- How do you treat a blood clot in the leg at home?
- What happens if a blood clot in the leg goes untreated?
- What foods to avoid if you have blood clots?
- Can you massage a blood clot away?
- Does a blood clot in the leg hurt constantly?
- Can I walk with a blood clot in my leg?
- Is walking good for blood clots?
- How long can a blood clot stay in your leg?
- Should I elevate my legs if I have a blood clot?
- Does elevating your leg help DVT?
- How should I sleep with a blood clot in my leg?
- What does it feel like when you have a blood clot in your leg?
How do you treat a blood clot in the leg at home?
To ease the pain and swelling of a DVT, you can try the following at home:Wear graduated compression stockings.
These specially fitted stockings are tight at the feet and become gradually looser up on the leg, creating gentle pressure that keeps blood from pooling and clotting.Elevate the affected leg.
Take walks.Nov 9, 2017.
What happens if a blood clot in the leg goes untreated?
Pulmonary embolism This is a serious condition that occurs when a piece of blood clot breaks off into the bloodstream. This then blocks one of the blood vessels in the lungs, preventing blood from reaching them. If left untreated, about 1 in 10 people with a DVT will develop a pulmonary embolism.
What foods to avoid if you have blood clots?
Don’t: Eat the Wrong Foods So you have to be careful about the amounts of kale, spinach, Brussels sprouts, chard, or collard or mustard greens you eat. Green tea, cranberry juice, and alcohol can affect blood thinners, too.
Can you massage a blood clot away?
If you are currently being treated for DVT, do not massage your legs. Massage could cause the clot to break loose. If you are scheduled for surgery, ask your surgeon what you can do to help prevent blood clots after surgery.
Does a blood clot in the leg hurt constantly?
A DVT blood clot can cause a calf cramp that feels a lot like a charley horse. Like leg pain, the cramping sensation with DVT will persist and even worsen with time.
Can I walk with a blood clot in my leg?
Following a DVT, your leg may be swollen, tender, red, or hot to the touch. These symptoms should improve over time, and exercise often helps. Walking and exercise are safe to do, but be sure to listen to your body to avoid overexertion.
Is walking good for blood clots?
The Importance of Exercise if You Have DVT Aerobic activity — things like walking, hiking, swimming, dancing, and jogging — can also help your lungs work better after a pulmonary embolism. Studies show that exercise also can improve symptoms of DVT, including swelling, discomfort, and redness.
How long can a blood clot stay in your leg?
A DVT or pulmonary embolism can take weeks or months to totally dissolve. Even a surface clot, which is a very minor issue, can take weeks to go away. If you have a DVT or pulmonary embolism, you typically get more and more relief as the clot gets smaller.
Should I elevate my legs if I have a blood clot?

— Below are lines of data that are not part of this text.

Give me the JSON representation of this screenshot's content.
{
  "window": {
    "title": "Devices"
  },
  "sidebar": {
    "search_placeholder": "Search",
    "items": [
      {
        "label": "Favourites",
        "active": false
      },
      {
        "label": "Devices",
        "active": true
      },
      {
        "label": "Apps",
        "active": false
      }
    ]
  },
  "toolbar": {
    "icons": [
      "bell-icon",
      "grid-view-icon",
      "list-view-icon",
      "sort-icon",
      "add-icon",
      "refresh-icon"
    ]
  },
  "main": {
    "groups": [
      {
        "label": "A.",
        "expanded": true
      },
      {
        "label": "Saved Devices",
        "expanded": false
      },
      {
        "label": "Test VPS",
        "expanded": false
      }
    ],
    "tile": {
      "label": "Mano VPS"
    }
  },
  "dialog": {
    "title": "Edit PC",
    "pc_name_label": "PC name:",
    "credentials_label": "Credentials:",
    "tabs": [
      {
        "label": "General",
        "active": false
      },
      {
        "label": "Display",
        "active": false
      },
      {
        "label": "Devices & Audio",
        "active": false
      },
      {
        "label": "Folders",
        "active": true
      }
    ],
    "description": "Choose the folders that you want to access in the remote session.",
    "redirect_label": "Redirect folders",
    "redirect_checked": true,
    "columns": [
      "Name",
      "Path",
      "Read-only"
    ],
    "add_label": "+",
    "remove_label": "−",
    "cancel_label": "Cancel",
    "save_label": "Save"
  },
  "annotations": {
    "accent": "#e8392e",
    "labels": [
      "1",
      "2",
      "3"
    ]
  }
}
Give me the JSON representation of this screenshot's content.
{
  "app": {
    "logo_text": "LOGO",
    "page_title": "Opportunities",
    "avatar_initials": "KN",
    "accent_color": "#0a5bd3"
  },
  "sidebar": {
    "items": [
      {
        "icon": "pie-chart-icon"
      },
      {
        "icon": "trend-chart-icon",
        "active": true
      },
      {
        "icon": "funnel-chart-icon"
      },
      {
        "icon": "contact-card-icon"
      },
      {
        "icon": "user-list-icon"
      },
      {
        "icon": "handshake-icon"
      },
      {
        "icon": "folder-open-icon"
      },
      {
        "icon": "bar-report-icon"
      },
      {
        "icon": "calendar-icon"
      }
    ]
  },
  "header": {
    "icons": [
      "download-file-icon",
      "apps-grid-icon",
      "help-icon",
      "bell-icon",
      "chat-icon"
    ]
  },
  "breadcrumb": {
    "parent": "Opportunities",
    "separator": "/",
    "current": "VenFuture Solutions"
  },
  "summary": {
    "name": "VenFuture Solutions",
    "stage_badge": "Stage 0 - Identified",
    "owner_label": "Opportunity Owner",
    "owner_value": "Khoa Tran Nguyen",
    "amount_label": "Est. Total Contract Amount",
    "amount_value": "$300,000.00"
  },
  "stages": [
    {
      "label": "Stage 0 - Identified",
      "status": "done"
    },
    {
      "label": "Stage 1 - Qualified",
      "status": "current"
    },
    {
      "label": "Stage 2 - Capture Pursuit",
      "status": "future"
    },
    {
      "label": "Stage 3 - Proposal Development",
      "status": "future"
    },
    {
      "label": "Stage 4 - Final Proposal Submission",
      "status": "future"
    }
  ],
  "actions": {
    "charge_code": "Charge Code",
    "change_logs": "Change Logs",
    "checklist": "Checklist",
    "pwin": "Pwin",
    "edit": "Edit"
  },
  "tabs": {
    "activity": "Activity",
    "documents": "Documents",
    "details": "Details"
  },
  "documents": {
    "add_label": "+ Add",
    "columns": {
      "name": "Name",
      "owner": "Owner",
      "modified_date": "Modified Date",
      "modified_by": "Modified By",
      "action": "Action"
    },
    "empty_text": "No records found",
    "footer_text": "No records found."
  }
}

Elevation: Elevating the legs can help to instantly relieve pain. A doctor may also instruct a patient to elevate the legs above the heart three or four time a day for about 15 minutes at a time. This can help to reduce swelling.
Does elevating your leg help DVT?
Your doctor also may recommend that you prop up or elevate your leg when possible, take walks, and wear compression stockings. These measures may help reduce the pain and swelling that can happen with DVT.
How should I sleep with a blood clot in my leg?
Raise the Foot of Your Bed Like sitting in one position for too long, sleeping is static. And when you don’t move, you increase the chances of a blood clot forming in your lower leg or thigh. Here’s a tip to prevent a DVT overnight: Raise the foot of your bed at night a few inches.
What does it feel like when you have a blood clot in your leg?
You can often feel the effects of a blood clot in the leg. Early symptoms of deep vein thrombosis include swelling and tightness in the leg. You may have a persistent, throbbing cramp-like feeling in the leg. You may also experience pain or tenderness when standing or walking.